● Assignment
Gather every line in the records below that contains the word "view".

[[ Data supplied open ]]

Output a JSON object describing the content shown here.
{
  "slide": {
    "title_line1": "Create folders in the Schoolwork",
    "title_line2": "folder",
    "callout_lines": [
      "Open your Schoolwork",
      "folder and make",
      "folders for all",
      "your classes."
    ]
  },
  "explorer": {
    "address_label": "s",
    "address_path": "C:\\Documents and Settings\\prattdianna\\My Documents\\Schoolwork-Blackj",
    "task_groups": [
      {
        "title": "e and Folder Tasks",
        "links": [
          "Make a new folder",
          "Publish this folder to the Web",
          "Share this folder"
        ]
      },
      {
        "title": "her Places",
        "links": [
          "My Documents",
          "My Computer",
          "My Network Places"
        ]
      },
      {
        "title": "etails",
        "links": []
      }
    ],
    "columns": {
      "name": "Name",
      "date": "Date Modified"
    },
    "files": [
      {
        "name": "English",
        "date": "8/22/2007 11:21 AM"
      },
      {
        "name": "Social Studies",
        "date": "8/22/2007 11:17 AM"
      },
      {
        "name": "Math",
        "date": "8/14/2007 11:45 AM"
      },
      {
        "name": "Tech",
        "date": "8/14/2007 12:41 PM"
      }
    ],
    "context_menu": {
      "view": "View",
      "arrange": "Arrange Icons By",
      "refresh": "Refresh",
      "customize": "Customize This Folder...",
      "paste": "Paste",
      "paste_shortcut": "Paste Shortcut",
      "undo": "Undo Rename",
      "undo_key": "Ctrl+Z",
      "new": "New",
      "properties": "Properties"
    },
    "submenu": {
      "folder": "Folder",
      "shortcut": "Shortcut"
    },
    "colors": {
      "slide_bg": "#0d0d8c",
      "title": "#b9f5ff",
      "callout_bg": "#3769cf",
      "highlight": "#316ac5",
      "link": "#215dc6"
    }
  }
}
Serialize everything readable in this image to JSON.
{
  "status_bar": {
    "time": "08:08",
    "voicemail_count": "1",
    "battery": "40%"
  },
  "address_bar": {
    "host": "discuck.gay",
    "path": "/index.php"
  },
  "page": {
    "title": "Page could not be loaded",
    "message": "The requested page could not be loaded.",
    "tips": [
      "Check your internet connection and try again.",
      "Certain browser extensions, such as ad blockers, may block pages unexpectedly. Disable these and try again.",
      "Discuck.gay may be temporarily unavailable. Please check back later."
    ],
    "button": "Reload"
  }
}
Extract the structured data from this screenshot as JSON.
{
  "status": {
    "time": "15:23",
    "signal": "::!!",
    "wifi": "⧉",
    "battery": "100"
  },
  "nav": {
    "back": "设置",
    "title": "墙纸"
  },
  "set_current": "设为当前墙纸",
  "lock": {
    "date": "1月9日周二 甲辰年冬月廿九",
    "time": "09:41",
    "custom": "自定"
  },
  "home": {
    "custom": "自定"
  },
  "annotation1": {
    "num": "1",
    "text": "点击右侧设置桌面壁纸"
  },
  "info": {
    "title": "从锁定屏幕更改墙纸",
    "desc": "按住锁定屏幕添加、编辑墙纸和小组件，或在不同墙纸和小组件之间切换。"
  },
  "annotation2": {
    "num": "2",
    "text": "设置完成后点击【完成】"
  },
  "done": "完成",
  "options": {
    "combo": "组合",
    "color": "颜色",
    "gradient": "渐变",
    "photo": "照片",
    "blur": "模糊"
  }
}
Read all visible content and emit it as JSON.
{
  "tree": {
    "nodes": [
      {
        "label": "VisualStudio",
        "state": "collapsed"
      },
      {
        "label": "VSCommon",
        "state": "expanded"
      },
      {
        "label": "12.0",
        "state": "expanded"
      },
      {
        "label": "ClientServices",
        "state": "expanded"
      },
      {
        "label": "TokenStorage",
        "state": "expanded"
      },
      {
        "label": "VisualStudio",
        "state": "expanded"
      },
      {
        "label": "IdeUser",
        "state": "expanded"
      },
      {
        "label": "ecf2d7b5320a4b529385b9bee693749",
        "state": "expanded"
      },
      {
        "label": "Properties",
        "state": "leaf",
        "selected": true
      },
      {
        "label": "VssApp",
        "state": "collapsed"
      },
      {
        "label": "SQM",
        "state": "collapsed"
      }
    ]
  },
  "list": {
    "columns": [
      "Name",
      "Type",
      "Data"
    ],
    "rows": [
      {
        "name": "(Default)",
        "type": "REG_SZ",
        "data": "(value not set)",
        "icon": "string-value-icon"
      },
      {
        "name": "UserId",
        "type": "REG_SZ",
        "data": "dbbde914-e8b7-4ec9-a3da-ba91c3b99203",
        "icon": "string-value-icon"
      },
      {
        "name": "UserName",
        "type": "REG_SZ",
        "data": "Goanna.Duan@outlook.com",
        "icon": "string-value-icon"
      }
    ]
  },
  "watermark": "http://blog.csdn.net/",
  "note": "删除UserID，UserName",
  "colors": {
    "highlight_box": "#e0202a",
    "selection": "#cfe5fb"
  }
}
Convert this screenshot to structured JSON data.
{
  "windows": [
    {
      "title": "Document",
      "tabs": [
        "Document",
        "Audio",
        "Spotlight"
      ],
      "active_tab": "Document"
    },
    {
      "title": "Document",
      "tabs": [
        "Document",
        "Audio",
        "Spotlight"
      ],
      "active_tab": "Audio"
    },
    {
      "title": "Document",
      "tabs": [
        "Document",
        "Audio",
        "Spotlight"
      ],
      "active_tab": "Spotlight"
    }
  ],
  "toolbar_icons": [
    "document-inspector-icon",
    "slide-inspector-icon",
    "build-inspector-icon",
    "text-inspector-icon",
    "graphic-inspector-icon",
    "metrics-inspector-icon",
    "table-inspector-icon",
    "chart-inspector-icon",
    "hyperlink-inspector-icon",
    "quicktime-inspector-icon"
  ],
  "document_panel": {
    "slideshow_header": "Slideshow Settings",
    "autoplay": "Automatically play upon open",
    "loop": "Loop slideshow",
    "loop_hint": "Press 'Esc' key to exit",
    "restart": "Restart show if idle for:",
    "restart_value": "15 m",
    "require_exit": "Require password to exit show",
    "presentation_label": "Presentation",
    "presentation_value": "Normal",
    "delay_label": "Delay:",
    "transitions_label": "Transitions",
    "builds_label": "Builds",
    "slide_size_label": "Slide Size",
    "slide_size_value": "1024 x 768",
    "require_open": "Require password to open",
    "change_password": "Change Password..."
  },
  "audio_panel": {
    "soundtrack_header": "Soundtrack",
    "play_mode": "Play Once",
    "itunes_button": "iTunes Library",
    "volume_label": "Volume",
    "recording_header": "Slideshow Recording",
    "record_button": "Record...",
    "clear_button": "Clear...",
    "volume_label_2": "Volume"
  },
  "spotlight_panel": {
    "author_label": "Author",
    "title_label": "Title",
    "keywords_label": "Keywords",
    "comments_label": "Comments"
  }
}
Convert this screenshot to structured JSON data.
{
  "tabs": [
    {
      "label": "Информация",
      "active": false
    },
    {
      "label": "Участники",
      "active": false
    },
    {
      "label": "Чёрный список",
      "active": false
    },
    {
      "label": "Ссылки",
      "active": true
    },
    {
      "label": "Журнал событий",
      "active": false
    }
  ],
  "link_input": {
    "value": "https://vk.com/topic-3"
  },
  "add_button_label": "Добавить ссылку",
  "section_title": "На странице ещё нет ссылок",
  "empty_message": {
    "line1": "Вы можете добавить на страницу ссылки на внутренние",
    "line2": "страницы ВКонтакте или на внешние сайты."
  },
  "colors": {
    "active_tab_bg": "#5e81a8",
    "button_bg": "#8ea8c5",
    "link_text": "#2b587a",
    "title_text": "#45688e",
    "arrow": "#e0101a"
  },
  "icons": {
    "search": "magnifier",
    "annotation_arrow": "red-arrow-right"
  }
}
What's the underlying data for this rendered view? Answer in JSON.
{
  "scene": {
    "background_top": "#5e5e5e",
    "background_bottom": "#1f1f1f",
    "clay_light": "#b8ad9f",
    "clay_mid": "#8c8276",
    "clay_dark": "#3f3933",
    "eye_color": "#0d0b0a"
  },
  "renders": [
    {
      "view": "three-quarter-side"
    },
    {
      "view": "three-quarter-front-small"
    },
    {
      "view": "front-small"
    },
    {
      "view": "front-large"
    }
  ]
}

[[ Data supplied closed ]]

● Task solution
      "view": "View",
What's the underlying data for this rendered view? Answer in JSON.
      "view": "three-quarter-side"
      "view": "three-quarter-front-small"
      "view": "front-small"
      "view": "front-large"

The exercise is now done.